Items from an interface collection
....
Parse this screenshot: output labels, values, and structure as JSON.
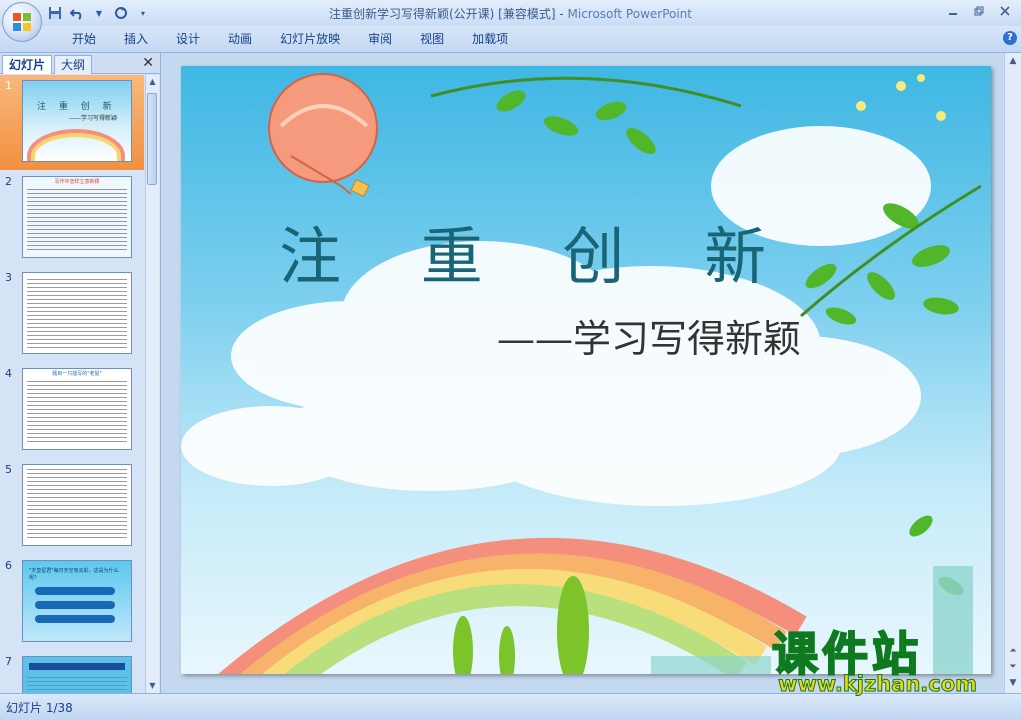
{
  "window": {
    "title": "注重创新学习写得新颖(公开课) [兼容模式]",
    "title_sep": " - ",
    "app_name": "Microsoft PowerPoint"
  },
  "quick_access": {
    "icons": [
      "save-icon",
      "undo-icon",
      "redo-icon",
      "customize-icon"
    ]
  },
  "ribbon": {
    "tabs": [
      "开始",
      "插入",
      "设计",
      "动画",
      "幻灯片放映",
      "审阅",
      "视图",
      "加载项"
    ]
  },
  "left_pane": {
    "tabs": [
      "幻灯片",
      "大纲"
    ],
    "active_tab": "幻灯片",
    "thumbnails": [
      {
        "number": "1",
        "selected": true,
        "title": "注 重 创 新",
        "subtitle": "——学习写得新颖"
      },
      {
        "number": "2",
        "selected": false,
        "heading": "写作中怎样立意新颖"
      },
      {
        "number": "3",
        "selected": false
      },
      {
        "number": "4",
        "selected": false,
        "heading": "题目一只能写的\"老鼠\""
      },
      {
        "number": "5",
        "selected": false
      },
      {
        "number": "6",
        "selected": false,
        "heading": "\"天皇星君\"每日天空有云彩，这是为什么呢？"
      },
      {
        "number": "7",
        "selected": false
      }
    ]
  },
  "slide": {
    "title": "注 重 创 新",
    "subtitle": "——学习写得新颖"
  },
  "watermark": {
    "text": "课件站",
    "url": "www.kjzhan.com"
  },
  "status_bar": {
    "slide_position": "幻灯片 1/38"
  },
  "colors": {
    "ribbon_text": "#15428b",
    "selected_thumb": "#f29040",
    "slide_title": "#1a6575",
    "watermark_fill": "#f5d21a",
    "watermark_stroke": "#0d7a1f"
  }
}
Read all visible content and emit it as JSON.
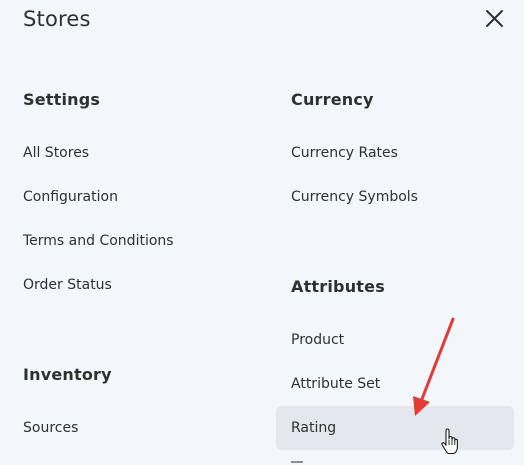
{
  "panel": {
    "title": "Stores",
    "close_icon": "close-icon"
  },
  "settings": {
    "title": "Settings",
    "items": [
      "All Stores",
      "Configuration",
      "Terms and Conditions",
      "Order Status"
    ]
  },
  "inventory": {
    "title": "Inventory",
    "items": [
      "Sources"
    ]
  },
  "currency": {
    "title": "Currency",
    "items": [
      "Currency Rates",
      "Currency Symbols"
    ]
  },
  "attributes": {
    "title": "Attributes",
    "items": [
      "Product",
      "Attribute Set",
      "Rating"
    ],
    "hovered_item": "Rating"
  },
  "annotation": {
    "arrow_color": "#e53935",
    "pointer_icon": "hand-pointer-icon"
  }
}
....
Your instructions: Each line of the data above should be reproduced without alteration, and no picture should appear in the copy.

Exercise result:
Parse this screenshot: output labels, values, and structure as JSON.
{
  "window": {
    "title": "注重创新学习写得新颖(公开课) [兼容模式]",
    "title_sep": " - ",
    "app_name": "Microsoft PowerPoint"
  },
  "quick_access": {
    "icons": [
      "save-icon",
      "undo-icon",
      "redo-icon",
      "customize-icon"
    ]
  },
  "ribbon": {
    "tabs": [
      "开始",
      "插入",
      "设计",
      "动画",
      "幻灯片放映",
      "审阅",
      "视图",
      "加载项"
    ]
  },
  "left_pane": {
    "tabs": [
      "幻灯片",
      "大纲"
    ],
    "active_tab": "幻灯片",
    "thumbnails": [
      {
        "number": "1",
        "selected": true,
        "title": "注 重 创 新",
        "subtitle": "——学习写得新颖"
      },
      {
        "number": "2",
        "selected": false,
        "heading": "写作中怎样立意新颖"
      },
      {
        "number": "3",
        "selected": false
      },
      {
        "number": "4",
        "selected": false,
        "heading": "题目一只能写的\"老鼠\""
      },
      {
        "number": "5",
        "selected": false
      },
      {
        "number": "6",
        "selected": false,
        "heading": "\"天皇星君\"每日天空有云彩，这是为什么呢？"
      },
      {
        "number": "7",
        "selected": false
      }
    ]
  },
  "slide": {
    "title": "注 重 创 新",
    "subtitle": "——学习写得新颖"
  },
  "watermark": {
    "text": "课件站",
    "url": "www.kjzhan.com"
  },
  "status_bar": {
    "slide_position": "幻灯片 1/38"
  },
  "colors": {
    "ribbon_text": "#15428b",
    "selected_thumb": "#f29040",
    "slide_title": "#1a6575",
    "watermark_fill": "#f5d21a",
    "watermark_stroke": "#0d7a1f"
  }
}
Read all visible content and emit it as JSON.
{
  "panel": {
    "title": "Stores",
    "close_icon": "close-icon"
  },
  "settings": {
    "title": "Settings",
    "items": [
      "All Stores",
      "Configuration",
      "Terms and Conditions",
      "Order Status"
    ]
  },
  "inventory": {
    "title": "Inventory",
    "items": [
      "Sources"
    ]
  },
  "currency": {
    "title": "Currency",
    "items": [
      "Currency Rates",
      "Currency Symbols"
    ]
  },
  "attributes": {
    "title": "Attributes",
    "items": [
      "Product",
      "Attribute Set",
      "Rating"
    ],
    "hovered_item": "Rating"
  },
  "annotation": {
    "arrow_color": "#e53935",
    "pointer_icon": "hand-pointer-icon"
  }
}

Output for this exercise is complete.